### Data to examine ###
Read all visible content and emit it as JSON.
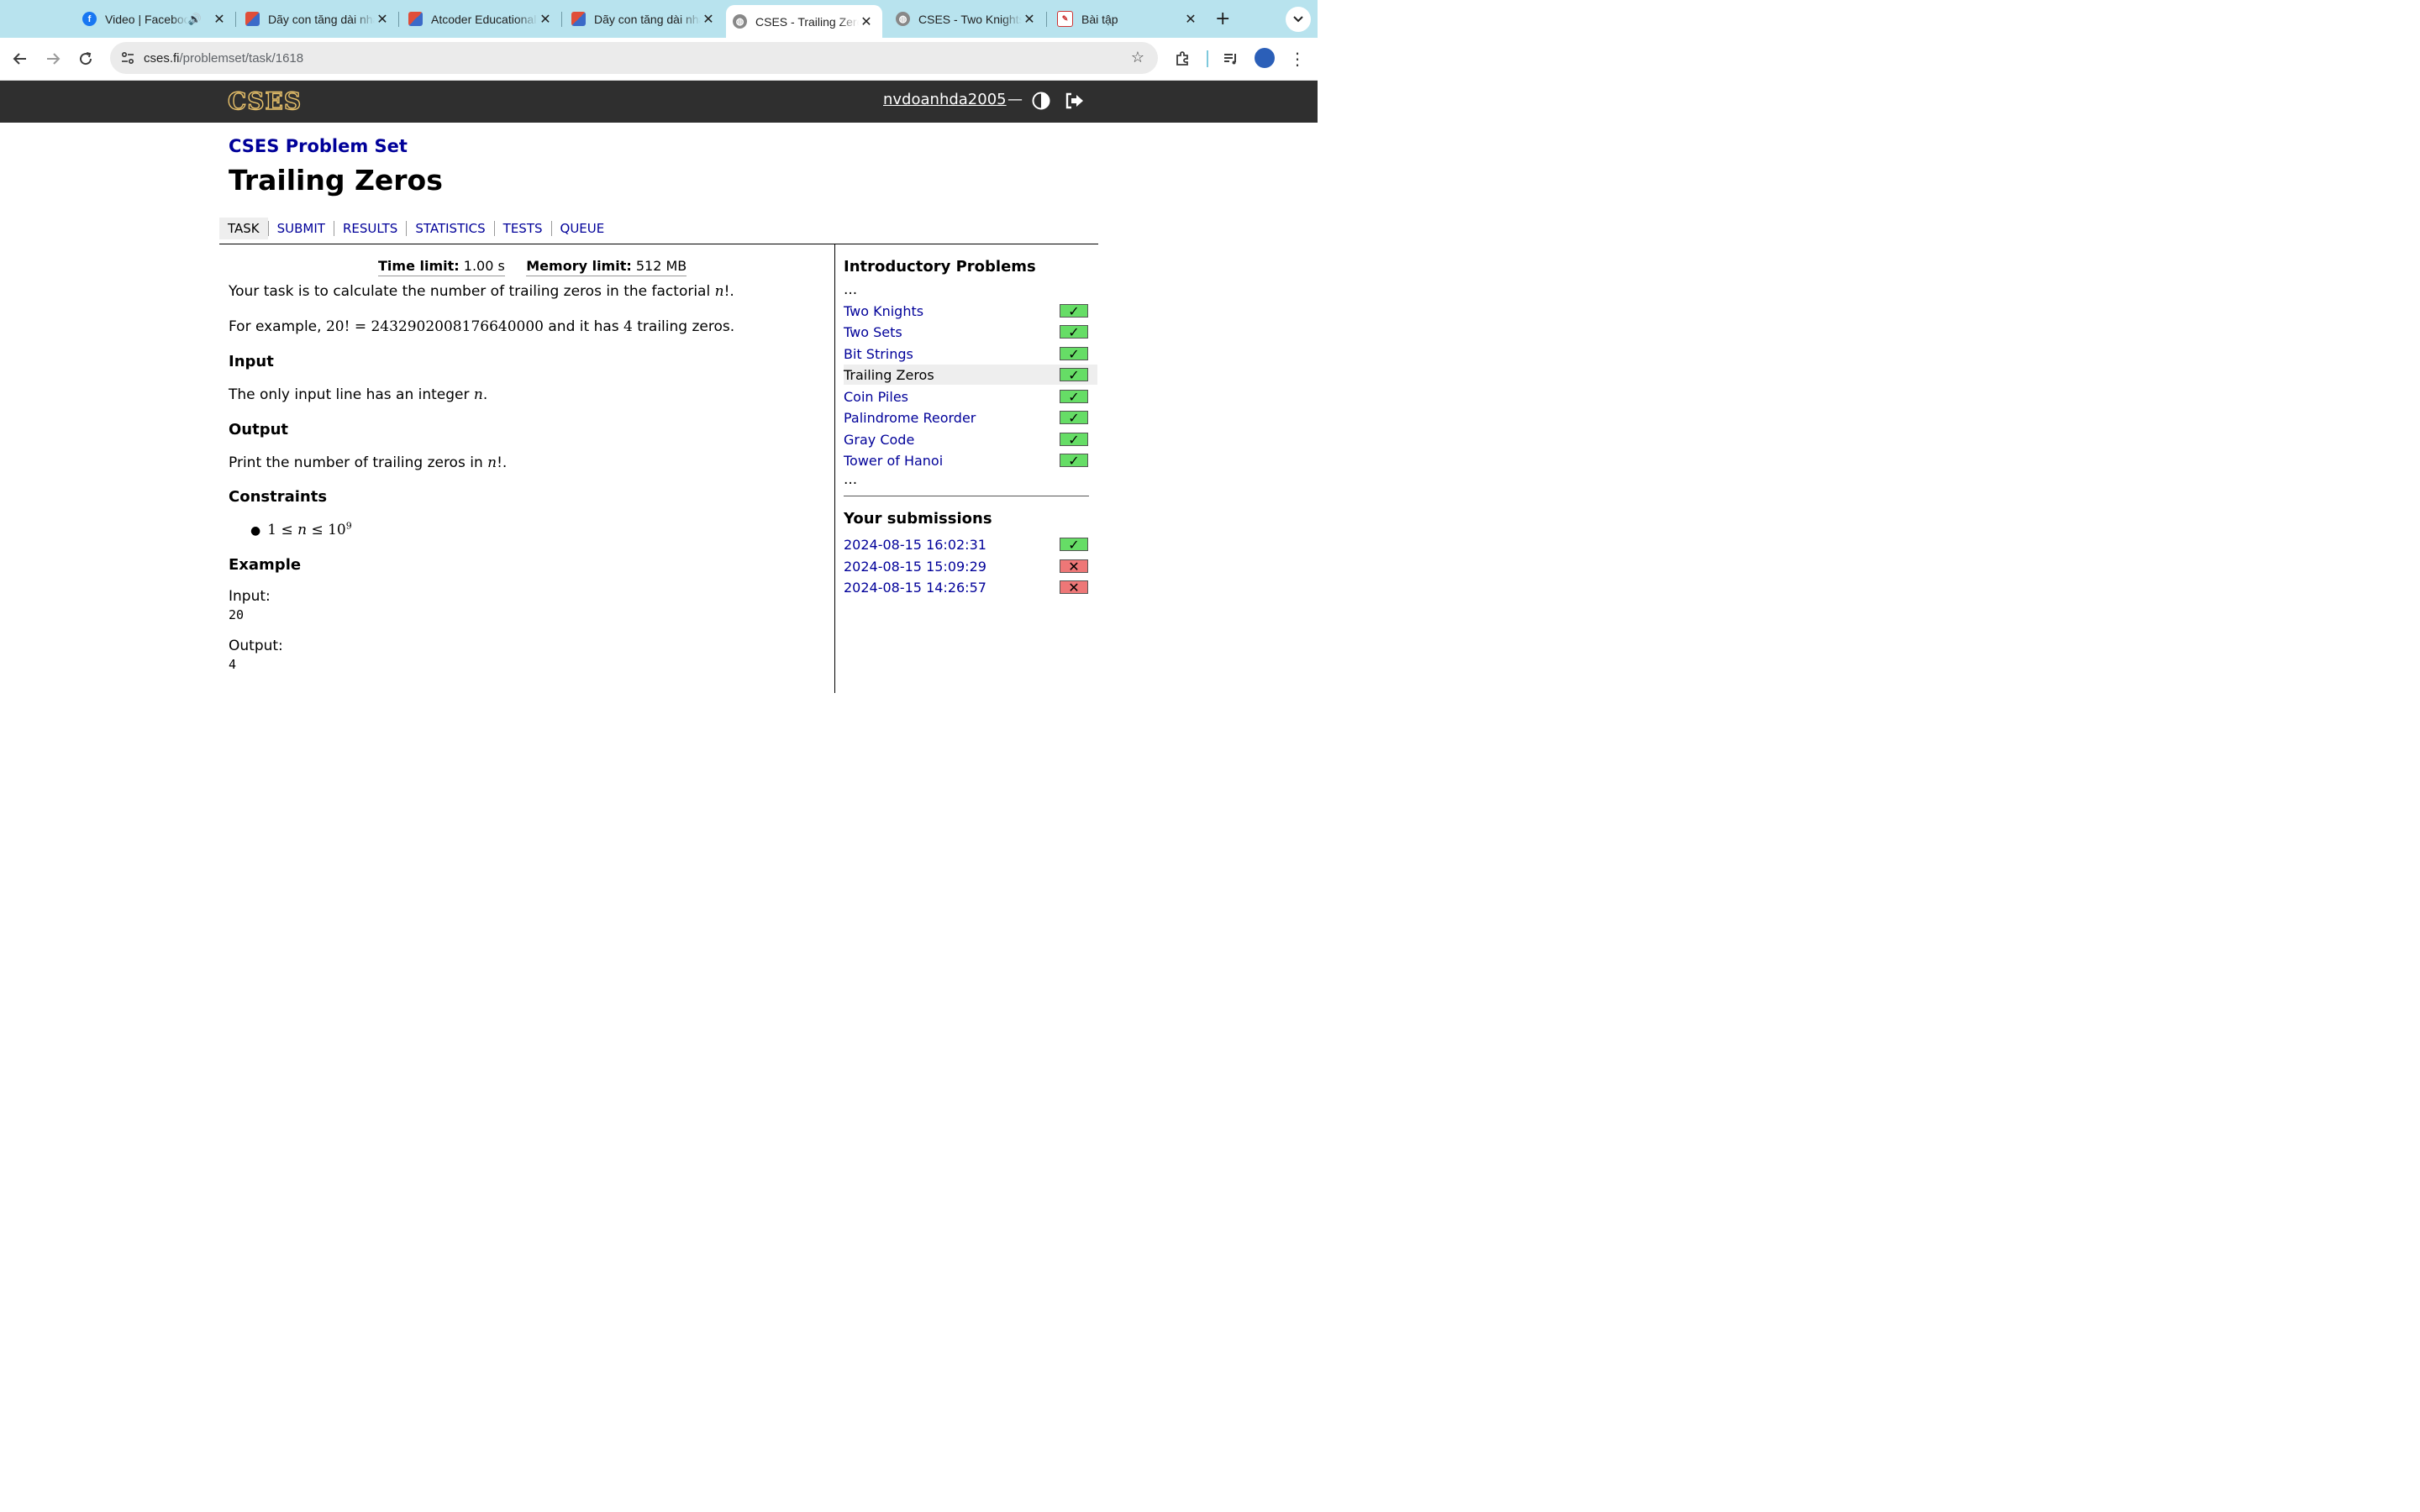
{
  "browser": {
    "tabs": [
      {
        "title": "Video | Facebook",
        "favicon": "facebook-icon"
      },
      {
        "title": "Dãy con tăng dài nhất",
        "favicon": "vnoi-icon"
      },
      {
        "title": "Atcoder Educational DP",
        "favicon": "vnoi-icon"
      },
      {
        "title": "Dãy con tăng dài nhất",
        "favicon": "vnoi-icon"
      },
      {
        "title": "CSES - Trailing Zeros",
        "favicon": "globe-icon"
      },
      {
        "title": "CSES - Two Knights",
        "favicon": "globe-icon"
      },
      {
        "title": "Bài tập",
        "favicon": "doc-icon"
      }
    ],
    "url_host": "cses.fi",
    "url_path": "/problemset/task/1618"
  },
  "site": {
    "logo": "CSES",
    "username": "nvdoanhda2005",
    "dash": "—"
  },
  "page": {
    "section_link": "CSES Problem Set",
    "title": "Trailing Zeros",
    "nav": [
      "TASK",
      "SUBMIT",
      "RESULTS",
      "STATISTICS",
      "TESTS",
      "QUEUE"
    ]
  },
  "task": {
    "time_limit_label": "Time limit:",
    "time_limit_value": "1.00 s",
    "memory_limit_label": "Memory limit:",
    "memory_limit_value": "512 MB",
    "p1_a": "Your task is to calculate the number of trailing zeros in the factorial ",
    "p1_math": "n",
    "p1_b": "!.",
    "p2_a": "For example, ",
    "p2_math": "20! = 2432902008176640000",
    "p2_b": " and it has ",
    "p2_math2": "4",
    "p2_c": " trailing zeros.",
    "input_heading": "Input",
    "input_a": "The only input line has an integer ",
    "input_math": "n",
    "input_b": ".",
    "output_heading": "Output",
    "output_a": "Print the number of trailing zeros in ",
    "output_math": "n",
    "output_b": "!.",
    "constraints_heading": "Constraints",
    "constraint_a": "1 ≤ ",
    "constraint_n": "n",
    "constraint_b": " ≤ 10",
    "constraint_exp": "9",
    "example_heading": "Example",
    "ex_input_label": "Input:",
    "ex_input_value": "20",
    "ex_output_label": "Output:",
    "ex_output_value": "4"
  },
  "sidebar": {
    "section_title": "Introductory Problems",
    "ellipsis": "...",
    "problems": [
      {
        "name": "Two Knights",
        "status": "accepted"
      },
      {
        "name": "Two Sets",
        "status": "accepted"
      },
      {
        "name": "Bit Strings",
        "status": "accepted"
      },
      {
        "name": "Trailing Zeros",
        "status": "accepted"
      },
      {
        "name": "Coin Piles",
        "status": "accepted"
      },
      {
        "name": "Palindrome Reorder",
        "status": "accepted"
      },
      {
        "name": "Gray Code",
        "status": "accepted"
      },
      {
        "name": "Tower of Hanoi",
        "status": "accepted"
      }
    ],
    "submissions_title": "Your submissions",
    "submissions": [
      {
        "time": "2024-08-15 16:02:31",
        "status": "accepted"
      },
      {
        "time": "2024-08-15 15:09:29",
        "status": "failed"
      },
      {
        "time": "2024-08-15 14:26:57",
        "status": "failed"
      }
    ]
  },
  "colors": {
    "link": "#000099",
    "header_bg": "#2f2f2f",
    "accepted": "#66dd66",
    "failed": "#ee7777",
    "tabstrip": "#b8e3ee"
  }
}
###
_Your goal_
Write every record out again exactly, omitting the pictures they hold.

_Answer to the exercise_
Read all visible content and emit it as JSON.
{
  "browser": {
    "tabs": [
      {
        "title": "Video | Facebook",
        "favicon": "facebook-icon"
      },
      {
        "title": "Dãy con tăng dài nhất",
        "favicon": "vnoi-icon"
      },
      {
        "title": "Atcoder Educational DP",
        "favicon": "vnoi-icon"
      },
      {
        "title": "Dãy con tăng dài nhất",
        "favicon": "vnoi-icon"
      },
      {
        "title": "CSES - Trailing Zeros",
        "favicon": "globe-icon"
      },
      {
        "title": "CSES - Two Knights",
        "favicon": "globe-icon"
      },
      {
        "title": "Bài tập",
        "favicon": "doc-icon"
      }
    ],
    "url_host": "cses.fi",
    "url_path": "/problemset/task/1618"
  },
  "site": {
    "logo": "CSES",
    "username": "nvdoanhda2005",
    "dash": "—"
  },
  "page": {
    "section_link": "CSES Problem Set",
    "title": "Trailing Zeros",
    "nav": [
      "TASK",
      "SUBMIT",
      "RESULTS",
      "STATISTICS",
      "TESTS",
      "QUEUE"
    ]
  },
  "task": {
    "time_limit_label": "Time limit:",
    "time_limit_value": "1.00 s",
    "memory_limit_label": "Memory limit:",
    "memory_limit_value": "512 MB",
    "p1_a": "Your task is to calculate the number of trailing zeros in the factorial ",
    "p1_math": "n",
    "p1_b": "!.",
    "p2_a": "For example, ",
    "p2_math": "20! = 2432902008176640000",
    "p2_b": " and it has ",
    "p2_math2": "4",
    "p2_c": " trailing zeros.",
    "input_heading": "Input",
    "input_a": "The only input line has an integer ",
    "input_math": "n",
    "input_b": ".",
    "output_heading": "Output",
    "output_a": "Print the number of trailing zeros in ",
    "output_math": "n",
    "output_b": "!.",
    "constraints_heading": "Constraints",
    "constraint_a": "1 ≤ ",
    "constraint_n": "n",
    "constraint_b": " ≤ 10",
    "constraint_exp": "9",
    "example_heading": "Example",
    "ex_input_label": "Input:",
    "ex_input_value": "20",
    "ex_output_label": "Output:",
    "ex_output_value": "4"
  },
  "sidebar": {
    "section_title": "Introductory Problems",
    "ellipsis": "...",
    "problems": [
      {
        "name": "Two Knights",
        "status": "accepted"
      },
      {
        "name": "Two Sets",
        "status": "accepted"
      },
      {
        "name": "Bit Strings",
        "status": "accepted"
      },
      {
        "name": "Trailing Zeros",
        "status": "accepted"
      },
      {
        "name": "Coin Piles",
        "status": "accepted"
      },
      {
        "name": "Palindrome Reorder",
        "status": "accepted"
      },
      {
        "name": "Gray Code",
        "status": "accepted"
      },
      {
        "name": "Tower of Hanoi",
        "status": "accepted"
      }
    ],
    "submissions_title": "Your submissions",
    "submissions": [
      {
        "time": "2024-08-15 16:02:31",
        "status": "accepted"
      },
      {
        "time": "2024-08-15 15:09:29",
        "status": "failed"
      },
      {
        "time": "2024-08-15 14:26:57",
        "status": "failed"
      }
    ]
  },
  "colors": {
    "link": "#000099",
    "header_bg": "#2f2f2f",
    "accepted": "#66dd66",
    "failed": "#ee7777",
    "tabstrip": "#b8e3ee"
  }
}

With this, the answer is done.